The intent of the evening was to discuss cultural relevance in design and innovation, all while enjoying great food and mixers by the Latino Culinary Institute. As our guest of honor, Miguel Roldan discussed his ideas and projects, which are very exciting and interesting – particularly because he evokes a feeling of relevance. By that I mean that each work tends to go further beyond the programmatic function of the building. There is an essence that the project wants to engage with its place and its people. Whether we are talking about the dynamics of how economical means of construction offer unique opportunities, to substantive ideas of encouraging cultural trends in society.

During our discussions at the Latino Cultural center, some of the topics were general in nature, but there were particular questions that generated great debate and even questioned our profession. There is something to be said about architecture that is innovative because of its use of material and its unique interpretation of space, but when you design for a deeply rooted culture - how do you advance architecture? How do you translate tradition and customs into our contemporary world and through what language? Words like sophisticated, strategy and performance may not be so fitting when in essence some people just want what they have known and experienced for all their life – whether that is a preference of color, material or space arrangement. And to this we answered YES! Yes Architecture can respond and adapt culture to our changing environment, but understanding how this can be done has to go beyond textbooks and Google searches. We must avoid, in a subliminal or subconscious manner, our intuitive desire to drive projects in any one direction; we must engage and become entangled in order to express culturally significant Architecture.

I love to travel, I have been to many places in Europe, Asia and the Americas. One of my dearest
memories, is of my Grandpa’s town in the Mountainous regions of Chihuahua, Mexico. There, a small
village can only be accessed through a small winding, unpaved road. Dangerous you might say? Yes! But
genuine and unique to the way people live there. As you enter the ranch, you access a different world. Many houses are still made of Adobe Clay bricks and timber, there are no paved roadways, and everyone in the town knows each other. My Grandpa’s house sits atop a hill overlooking the town, and a rock trail from the house leads you to a crystal-clear stream just 200 feet away. The air is fresh and the sun embraces you with light and warmth. There is something very innocent about this place that words and actions such as “innovation”, “progress”, “technology” are a detriment to its very existence.

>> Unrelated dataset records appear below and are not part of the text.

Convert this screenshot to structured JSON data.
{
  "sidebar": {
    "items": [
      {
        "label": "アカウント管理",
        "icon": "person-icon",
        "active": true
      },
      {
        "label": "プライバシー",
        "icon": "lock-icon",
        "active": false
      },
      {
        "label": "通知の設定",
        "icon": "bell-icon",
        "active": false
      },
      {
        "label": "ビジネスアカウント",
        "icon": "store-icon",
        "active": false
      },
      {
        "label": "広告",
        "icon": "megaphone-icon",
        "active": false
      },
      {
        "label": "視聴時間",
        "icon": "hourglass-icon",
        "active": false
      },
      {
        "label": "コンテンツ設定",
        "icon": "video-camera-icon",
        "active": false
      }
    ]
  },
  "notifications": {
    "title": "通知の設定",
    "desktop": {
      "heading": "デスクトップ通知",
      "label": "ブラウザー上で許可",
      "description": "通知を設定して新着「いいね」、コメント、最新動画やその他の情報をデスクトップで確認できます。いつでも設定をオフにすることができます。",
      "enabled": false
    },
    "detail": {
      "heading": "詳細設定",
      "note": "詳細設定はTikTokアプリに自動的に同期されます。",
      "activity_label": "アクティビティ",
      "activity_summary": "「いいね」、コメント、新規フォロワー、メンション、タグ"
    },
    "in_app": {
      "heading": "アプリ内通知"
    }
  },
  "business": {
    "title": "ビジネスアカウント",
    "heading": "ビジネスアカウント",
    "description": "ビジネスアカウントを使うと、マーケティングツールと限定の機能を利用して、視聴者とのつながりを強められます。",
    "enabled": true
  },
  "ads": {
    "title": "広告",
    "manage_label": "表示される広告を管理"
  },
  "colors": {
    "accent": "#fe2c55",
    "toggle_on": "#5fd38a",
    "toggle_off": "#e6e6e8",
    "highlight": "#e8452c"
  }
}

Denoting the importance of this anecdote, it is hard to conceive that Architecture become so worldly that we are in essence creating a homogenous language across the world. I do not believe we want society to be defined, in a way, by global expectations and a certain architectural language, which in case devalue the richness of context. When we visit places across the globe, we expect a unique experience, at least different than what we see at home. In places where there is great economic advancement, it will be crucial to take a moment of reflection and contemplation.

Simply said, culture in architecture is relevant. It is not about googling context and typing in the country's history in the web. It is about connecting with people, understanding customs and tradition.

Some values are just intangible and some architecture aspects of culture, like great family recipes, are passed down from generations. We must tap into this to enhance and promote our identity as a society and individuals.

Clemente Jaquez, AIA
AIA Dallas LiA 2013 Committee Chair